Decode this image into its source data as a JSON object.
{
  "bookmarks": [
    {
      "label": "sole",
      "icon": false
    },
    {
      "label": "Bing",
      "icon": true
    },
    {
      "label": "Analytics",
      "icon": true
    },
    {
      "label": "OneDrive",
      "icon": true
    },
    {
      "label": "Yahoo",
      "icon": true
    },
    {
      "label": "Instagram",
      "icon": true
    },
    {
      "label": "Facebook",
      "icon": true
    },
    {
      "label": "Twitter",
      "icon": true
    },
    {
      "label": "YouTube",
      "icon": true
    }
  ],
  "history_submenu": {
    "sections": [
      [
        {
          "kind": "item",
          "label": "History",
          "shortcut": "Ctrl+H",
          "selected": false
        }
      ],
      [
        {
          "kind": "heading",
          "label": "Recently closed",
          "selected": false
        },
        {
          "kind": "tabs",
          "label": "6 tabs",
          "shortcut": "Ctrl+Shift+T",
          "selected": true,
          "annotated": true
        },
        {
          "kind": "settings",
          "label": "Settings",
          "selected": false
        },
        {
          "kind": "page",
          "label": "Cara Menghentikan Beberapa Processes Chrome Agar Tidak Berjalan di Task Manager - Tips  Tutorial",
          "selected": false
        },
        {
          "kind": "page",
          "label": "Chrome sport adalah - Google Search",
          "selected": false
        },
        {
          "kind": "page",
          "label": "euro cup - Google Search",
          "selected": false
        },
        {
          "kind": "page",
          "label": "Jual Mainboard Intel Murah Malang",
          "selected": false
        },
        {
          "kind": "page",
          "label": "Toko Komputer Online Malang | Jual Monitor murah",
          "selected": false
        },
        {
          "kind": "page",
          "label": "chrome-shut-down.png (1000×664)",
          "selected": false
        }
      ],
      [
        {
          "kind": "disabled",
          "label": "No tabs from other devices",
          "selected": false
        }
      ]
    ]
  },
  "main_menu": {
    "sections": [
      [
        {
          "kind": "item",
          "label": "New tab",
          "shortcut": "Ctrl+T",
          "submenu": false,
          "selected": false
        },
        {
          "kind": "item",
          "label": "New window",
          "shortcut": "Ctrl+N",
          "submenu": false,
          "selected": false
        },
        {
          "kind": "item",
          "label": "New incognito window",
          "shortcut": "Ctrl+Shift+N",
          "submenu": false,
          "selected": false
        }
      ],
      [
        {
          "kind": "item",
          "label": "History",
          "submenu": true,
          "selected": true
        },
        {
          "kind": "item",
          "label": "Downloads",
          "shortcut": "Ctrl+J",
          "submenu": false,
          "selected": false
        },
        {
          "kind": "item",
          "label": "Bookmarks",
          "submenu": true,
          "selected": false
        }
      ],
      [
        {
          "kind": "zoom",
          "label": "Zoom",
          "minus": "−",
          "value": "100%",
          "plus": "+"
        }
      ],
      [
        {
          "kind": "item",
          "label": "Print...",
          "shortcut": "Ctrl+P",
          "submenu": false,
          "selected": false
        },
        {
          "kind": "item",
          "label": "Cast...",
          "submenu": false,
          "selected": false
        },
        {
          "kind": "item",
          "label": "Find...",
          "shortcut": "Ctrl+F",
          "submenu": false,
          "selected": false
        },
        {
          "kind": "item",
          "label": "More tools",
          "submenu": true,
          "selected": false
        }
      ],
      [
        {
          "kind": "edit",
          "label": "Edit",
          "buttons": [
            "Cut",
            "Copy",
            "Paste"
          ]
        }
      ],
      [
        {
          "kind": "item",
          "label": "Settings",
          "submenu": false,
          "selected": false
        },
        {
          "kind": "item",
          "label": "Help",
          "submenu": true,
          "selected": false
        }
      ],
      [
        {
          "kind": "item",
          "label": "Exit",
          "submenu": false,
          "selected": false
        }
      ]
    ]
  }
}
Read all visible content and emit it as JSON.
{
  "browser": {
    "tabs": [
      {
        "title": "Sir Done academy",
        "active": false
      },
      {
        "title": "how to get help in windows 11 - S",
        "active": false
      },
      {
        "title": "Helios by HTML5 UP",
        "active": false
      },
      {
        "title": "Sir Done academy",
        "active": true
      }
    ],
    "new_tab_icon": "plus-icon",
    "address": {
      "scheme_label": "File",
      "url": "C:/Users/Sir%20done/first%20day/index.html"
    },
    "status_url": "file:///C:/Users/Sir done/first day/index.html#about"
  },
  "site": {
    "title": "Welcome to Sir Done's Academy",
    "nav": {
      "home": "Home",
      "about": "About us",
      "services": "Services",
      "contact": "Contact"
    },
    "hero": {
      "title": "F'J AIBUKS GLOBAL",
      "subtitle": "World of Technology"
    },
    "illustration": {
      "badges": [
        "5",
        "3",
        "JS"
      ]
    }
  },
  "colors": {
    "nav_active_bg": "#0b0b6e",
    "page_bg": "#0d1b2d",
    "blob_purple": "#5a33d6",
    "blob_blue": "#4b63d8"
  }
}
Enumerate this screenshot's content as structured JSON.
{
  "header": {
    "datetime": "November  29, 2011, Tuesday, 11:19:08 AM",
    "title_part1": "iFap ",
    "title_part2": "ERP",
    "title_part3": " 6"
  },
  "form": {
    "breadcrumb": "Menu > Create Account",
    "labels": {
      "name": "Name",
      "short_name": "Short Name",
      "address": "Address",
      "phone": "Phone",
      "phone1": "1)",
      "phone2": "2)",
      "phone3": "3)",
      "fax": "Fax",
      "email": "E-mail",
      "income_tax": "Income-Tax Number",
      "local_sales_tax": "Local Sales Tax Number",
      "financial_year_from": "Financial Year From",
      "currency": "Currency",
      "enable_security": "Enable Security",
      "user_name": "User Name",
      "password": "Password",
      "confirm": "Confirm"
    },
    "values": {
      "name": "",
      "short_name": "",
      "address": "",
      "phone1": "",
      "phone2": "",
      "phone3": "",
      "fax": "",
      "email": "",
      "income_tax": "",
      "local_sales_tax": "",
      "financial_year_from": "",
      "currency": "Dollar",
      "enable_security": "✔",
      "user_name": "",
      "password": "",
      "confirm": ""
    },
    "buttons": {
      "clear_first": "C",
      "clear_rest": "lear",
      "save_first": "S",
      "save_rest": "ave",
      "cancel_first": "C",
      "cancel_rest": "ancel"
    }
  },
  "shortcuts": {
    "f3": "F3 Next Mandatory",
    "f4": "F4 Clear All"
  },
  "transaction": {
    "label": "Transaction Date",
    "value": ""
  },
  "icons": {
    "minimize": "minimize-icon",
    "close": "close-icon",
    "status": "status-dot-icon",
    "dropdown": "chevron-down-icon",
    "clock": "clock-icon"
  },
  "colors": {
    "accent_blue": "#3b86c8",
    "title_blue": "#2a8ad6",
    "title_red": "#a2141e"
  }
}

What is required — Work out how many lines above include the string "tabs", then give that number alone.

Answer section — 4